▶ _WHAT YOU ARE ASKED TO DO_
Which lines below mention "field"? Pick each one out.

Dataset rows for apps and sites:
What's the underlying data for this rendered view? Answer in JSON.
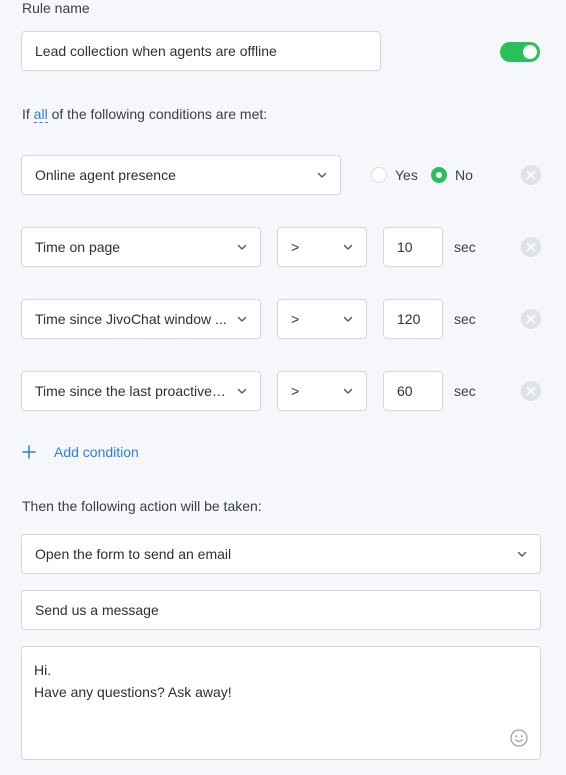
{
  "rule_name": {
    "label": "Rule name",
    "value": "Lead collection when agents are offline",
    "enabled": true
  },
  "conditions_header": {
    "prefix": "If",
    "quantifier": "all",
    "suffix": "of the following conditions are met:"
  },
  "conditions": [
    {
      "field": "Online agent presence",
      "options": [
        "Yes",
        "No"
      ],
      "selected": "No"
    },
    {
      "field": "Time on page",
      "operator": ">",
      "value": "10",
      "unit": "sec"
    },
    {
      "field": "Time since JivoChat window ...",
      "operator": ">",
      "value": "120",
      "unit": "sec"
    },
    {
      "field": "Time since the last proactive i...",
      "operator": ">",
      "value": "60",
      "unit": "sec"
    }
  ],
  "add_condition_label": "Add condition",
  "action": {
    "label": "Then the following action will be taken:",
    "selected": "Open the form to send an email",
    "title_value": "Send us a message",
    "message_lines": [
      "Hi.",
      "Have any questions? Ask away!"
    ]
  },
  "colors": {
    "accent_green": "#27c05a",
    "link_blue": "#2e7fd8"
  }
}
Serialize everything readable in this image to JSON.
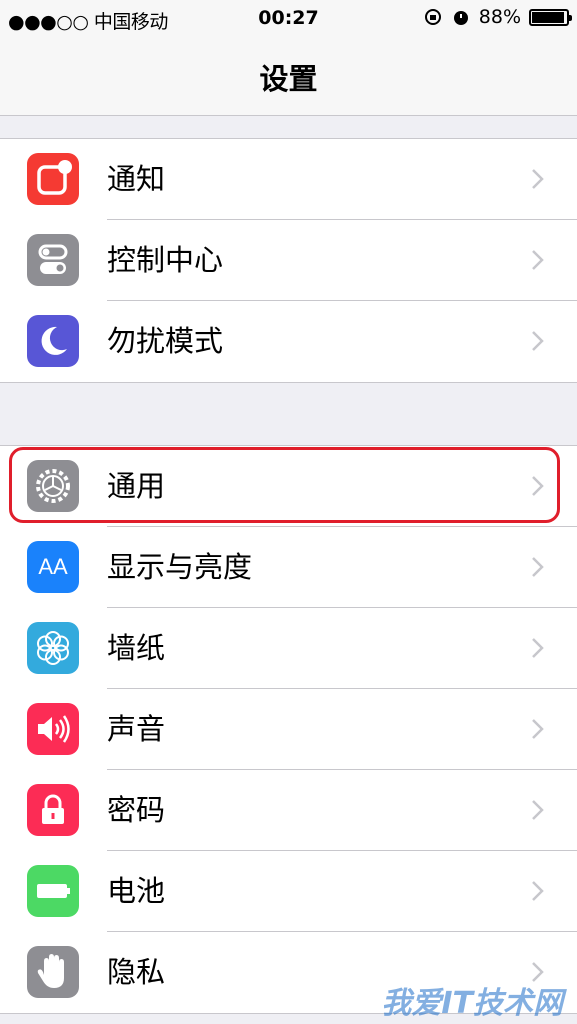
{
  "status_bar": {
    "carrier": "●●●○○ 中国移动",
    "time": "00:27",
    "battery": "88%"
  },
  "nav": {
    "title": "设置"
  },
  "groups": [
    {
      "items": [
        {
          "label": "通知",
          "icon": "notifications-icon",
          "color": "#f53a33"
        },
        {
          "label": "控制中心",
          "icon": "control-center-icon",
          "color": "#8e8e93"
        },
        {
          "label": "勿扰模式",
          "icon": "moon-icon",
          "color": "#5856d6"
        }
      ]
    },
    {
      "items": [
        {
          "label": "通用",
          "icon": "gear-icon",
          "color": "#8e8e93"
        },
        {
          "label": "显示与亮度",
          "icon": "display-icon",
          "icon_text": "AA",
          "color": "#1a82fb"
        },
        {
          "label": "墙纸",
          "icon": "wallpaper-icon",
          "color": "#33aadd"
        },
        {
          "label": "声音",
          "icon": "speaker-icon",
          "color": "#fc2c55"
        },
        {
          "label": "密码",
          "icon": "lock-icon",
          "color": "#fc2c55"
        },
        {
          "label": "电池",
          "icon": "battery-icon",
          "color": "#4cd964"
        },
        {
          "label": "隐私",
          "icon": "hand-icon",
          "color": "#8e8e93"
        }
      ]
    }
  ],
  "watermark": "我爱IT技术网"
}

▶ _RESPONSE FOR THIS EXERCISE_
      "field": "Online agent presence",
      "field": "Time on page",
      "field": "Time since JivoChat window ...",
      "field": "Time since the last proactive i...",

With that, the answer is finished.